Many new backpackers begin traveling in Thailand because it is a relatively easy way to break into Asia and there is a highly established tourist infrastructure there. English is spoken in varying degrees of quality in all the tourist areas, so there is not much of a language barrier to deal with. Best of all, despite big price jumps, Thailand is a relatively cheap destination!
Many of the Thailand tips below can be applied to other Buddhist countries around Southeast Asia and to budget travel in general.
This disorganized page of my own travel notes somehow mysteriously ended up so popular that I decided to dedicate an entire site to Thailand tips. Go check out some user-submitted tips!
Thailand Travel Tips
Local Feelings (how not to make people hate you!)
- For Buddhists, the head is the highest and most sacred part on a person. Never touch someone’s head or ruffle their hair.
- The foot is the lowest and dirtiest part of a person. Never raise your foot over someone’s head or step over them.
- Try not to point your feet at anyone, doing so can be disrespectful.
- Always remove your shoes and leave them outside when going indoors; this includes shops, restaurants, bars, and homes.
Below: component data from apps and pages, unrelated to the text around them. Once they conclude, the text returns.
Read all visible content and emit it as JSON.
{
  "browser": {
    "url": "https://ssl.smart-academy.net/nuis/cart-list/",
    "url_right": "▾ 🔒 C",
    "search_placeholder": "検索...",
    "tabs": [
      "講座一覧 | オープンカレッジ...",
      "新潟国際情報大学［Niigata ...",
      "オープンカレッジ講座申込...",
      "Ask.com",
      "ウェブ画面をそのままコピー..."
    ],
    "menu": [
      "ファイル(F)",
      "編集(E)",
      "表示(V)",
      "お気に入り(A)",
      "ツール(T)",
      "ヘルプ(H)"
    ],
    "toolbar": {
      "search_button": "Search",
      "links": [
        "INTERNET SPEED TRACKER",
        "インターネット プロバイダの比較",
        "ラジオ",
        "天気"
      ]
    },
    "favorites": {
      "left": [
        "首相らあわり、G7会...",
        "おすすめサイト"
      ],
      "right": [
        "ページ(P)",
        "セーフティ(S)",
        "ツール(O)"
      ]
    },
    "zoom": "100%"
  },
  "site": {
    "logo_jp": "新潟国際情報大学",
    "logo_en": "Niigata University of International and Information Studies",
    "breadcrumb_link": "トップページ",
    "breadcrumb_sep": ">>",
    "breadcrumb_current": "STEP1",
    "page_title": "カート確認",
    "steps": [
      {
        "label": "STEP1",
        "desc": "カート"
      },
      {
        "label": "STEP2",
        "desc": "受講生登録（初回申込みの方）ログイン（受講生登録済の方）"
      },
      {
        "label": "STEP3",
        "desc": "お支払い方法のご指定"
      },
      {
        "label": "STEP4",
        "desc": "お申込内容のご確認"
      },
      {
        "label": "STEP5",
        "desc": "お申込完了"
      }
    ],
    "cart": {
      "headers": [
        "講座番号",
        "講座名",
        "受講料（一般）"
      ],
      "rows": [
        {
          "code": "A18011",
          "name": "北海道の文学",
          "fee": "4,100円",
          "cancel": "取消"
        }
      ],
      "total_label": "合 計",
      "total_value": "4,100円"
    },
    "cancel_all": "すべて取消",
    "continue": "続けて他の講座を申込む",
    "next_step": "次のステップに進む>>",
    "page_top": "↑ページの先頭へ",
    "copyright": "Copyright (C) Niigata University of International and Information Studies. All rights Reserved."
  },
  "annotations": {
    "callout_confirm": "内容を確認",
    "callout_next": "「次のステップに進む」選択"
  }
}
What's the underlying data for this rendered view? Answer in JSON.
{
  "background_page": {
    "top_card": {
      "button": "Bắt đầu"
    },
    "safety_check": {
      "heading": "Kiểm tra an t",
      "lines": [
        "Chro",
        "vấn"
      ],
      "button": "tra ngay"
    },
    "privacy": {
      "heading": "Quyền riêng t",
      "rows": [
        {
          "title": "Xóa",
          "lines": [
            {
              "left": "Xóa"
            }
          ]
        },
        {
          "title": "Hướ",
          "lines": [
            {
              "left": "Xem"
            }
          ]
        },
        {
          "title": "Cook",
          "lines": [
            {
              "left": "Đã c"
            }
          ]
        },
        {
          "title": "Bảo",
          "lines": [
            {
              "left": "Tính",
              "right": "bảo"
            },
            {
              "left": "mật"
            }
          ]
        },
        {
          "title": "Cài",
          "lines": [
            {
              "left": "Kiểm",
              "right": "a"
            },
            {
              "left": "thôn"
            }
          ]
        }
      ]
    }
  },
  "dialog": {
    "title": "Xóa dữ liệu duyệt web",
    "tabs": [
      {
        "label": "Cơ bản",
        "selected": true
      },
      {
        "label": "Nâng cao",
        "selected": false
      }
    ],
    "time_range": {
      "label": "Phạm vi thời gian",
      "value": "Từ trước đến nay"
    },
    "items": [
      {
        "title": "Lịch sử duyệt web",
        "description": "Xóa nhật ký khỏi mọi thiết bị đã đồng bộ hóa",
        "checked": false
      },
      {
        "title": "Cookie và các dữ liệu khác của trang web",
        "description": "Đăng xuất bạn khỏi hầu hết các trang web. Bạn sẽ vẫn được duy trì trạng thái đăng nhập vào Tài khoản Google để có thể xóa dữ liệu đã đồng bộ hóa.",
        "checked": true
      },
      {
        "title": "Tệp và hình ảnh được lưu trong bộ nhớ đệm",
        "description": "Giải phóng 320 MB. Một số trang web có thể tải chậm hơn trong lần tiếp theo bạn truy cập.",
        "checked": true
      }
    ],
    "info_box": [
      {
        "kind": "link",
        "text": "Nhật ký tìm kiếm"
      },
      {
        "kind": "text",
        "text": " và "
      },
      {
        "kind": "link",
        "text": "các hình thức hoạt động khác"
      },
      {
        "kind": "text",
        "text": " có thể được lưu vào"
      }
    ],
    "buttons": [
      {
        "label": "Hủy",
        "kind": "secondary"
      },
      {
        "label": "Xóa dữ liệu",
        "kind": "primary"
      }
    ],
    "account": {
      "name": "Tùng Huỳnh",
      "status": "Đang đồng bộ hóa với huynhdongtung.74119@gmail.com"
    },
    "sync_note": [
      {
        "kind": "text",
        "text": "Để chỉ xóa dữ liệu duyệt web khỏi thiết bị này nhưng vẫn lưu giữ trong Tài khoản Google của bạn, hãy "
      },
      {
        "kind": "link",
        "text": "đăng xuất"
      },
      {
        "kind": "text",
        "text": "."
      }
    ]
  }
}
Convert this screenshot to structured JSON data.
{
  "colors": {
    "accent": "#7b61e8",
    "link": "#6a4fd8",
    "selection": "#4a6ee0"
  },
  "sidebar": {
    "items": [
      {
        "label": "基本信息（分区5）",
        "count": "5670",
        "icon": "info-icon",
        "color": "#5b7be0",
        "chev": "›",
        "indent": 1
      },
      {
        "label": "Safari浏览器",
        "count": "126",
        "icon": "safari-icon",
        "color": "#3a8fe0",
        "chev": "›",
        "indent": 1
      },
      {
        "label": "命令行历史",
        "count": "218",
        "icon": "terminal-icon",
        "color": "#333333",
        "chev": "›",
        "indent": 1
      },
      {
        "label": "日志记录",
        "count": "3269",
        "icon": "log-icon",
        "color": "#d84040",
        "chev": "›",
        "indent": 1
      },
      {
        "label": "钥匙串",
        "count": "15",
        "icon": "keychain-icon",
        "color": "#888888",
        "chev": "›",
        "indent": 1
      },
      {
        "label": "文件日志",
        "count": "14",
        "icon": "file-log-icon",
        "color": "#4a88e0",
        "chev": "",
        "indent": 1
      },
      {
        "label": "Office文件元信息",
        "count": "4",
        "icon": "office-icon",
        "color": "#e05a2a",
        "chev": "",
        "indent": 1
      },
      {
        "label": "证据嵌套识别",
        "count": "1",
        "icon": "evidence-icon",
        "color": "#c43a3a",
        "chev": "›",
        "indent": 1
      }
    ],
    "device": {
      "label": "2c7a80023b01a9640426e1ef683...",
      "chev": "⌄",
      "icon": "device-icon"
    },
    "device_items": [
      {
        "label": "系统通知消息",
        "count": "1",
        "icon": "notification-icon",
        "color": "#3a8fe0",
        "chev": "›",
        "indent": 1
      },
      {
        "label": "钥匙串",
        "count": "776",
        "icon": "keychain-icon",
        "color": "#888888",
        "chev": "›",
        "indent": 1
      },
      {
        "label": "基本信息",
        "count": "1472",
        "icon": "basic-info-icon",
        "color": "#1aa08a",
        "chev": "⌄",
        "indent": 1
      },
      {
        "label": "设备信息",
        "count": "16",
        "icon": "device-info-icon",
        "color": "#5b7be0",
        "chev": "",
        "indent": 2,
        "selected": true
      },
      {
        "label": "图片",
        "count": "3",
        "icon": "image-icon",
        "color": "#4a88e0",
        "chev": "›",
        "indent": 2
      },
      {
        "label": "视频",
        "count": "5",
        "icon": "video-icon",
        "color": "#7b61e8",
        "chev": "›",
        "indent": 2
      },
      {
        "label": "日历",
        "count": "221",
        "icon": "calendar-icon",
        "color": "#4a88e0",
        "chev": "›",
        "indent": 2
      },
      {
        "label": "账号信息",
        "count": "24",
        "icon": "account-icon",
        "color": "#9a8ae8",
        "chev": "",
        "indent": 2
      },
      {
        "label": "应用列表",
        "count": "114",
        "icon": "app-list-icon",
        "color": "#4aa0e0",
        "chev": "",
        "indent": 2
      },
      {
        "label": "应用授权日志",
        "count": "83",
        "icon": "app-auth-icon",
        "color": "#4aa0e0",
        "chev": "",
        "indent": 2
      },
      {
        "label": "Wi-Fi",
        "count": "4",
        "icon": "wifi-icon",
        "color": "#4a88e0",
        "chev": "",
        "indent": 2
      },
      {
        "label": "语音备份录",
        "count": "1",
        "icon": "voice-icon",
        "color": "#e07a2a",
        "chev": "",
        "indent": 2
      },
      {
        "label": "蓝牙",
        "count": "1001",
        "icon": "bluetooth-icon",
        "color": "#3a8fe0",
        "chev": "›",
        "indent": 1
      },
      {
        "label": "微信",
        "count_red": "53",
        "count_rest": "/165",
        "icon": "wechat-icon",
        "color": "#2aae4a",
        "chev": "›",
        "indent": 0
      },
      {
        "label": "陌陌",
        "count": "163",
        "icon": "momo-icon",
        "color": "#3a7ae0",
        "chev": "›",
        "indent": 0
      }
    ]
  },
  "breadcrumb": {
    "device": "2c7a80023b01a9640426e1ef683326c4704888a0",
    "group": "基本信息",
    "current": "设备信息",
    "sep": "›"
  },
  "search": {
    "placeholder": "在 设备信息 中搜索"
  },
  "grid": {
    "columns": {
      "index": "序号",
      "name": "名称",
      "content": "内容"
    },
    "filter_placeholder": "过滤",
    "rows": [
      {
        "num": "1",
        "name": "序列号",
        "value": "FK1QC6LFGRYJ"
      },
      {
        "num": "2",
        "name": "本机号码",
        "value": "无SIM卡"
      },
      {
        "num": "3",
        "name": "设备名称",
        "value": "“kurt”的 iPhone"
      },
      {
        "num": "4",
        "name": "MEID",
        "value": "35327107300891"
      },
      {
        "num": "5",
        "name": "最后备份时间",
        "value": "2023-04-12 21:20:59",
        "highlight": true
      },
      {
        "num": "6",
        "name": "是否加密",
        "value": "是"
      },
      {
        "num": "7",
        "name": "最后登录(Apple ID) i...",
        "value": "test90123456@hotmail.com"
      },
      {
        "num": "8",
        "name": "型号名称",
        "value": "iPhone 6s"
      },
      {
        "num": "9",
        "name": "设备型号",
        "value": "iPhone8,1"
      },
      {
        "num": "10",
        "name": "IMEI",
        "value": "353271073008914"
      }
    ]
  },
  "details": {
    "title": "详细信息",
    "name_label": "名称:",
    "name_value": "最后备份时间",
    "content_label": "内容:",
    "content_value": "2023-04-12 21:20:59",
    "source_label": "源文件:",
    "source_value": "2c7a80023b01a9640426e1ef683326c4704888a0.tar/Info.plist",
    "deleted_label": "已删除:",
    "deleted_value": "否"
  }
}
- In general, Buddhists are conservative in dress and in contact between the sexes.
- Never, ever disrespect the King or Thailand in any way. Not only is disrespect punishable by death, but the Thai people love him!
Thailand Tips for Temple Etiquette
- Monks receive the highest wai (prayer-like gesture) when passing or in greeting.
- Remove your shoes at the bottom of steps in a temple or before approaching a Buddha statue.
- Many wats (temples) require long pants to go inside. Dress as conservative as possible when visiting the temples.
- Never turn your back on a Buddha statue.
- Some monks do not eat after noon. Refrain from eating or snacking around them in the afternoon.
- If you take pictures inside a wat, leave a small donation in the metal box.
- Women should never touch a monk anywhere! When handing something to a monk, it must be passed through a man’s hands. Be mindful of brushing against monks in crowded spaces.
Thailand Tips for Eating and Drinking
- Most Thais eat with a spoon in the right hand and fork in the left. Push food onto the spoon with your fork. Chopsticks are typically provided just for noodles or a few other select dishes.
- You will almost always get a straw with every can or bottled drink that you buy. It seems like a big waste of plastic, but there is a reason: cans get dirty in Thailand! Cans are stored in areas where rats, dogs, and chickens roam freely. It’s best to pour your drink into a glass or use the straw.
- Don’t eat food that has touched the table or any other unclean surface.
- When choosing a restaurant, always look for a high volume of business. Busy places typically have fresher ingredients — that means less chance of getting a stomach problem.
- There is no need to tip in restaurants and bars in Thailand.
- Try to choose bottles of water containing minerals, rather than just the cheapest. As you sweat day and night, you will continue to lose energy due to low sodium and potassium (electrolytes) no matter how much water you drink. Gatorade is full of sugar; there are plenty of other healthier ways to replace electrolytes.
- Unlike in the West, it is OK to loiter in restaurants for hours as long as you have purchased at least something small.
- The hosts will almost always try to seat you in a high profile place towards the front of a restaurant to show off their business. Sometimes this will put you at a bad table near the street. Feel free to ask to be moved somewhere more quiet!
- Many restaurants in Southeast Asia will show movies and Western TV shows for customers. Shop around and find something that you want to watch!
- Western food such as burgers and pizza will almost always be an expensive letdown. You didn’t travel thousands of miles to eat something best enjoyed at home — eat local!
- When eating from street carts, choose an item that you saw come off the grill, not one that has been sitting in the sun for an undetermined amount of time.
- Don’t eat fruit without peeling it first. Washing will not always do the trick.
- Real Thai curries take much longer to prepare. If you are in a hurry, avoid ordering curry! Fortunately, they are well worth the wait.
- Take the opportunity to ask your waiter how to properly pronounce one word in Thai from your phrasebook, or some object on the table. You will pick up words quickly that way.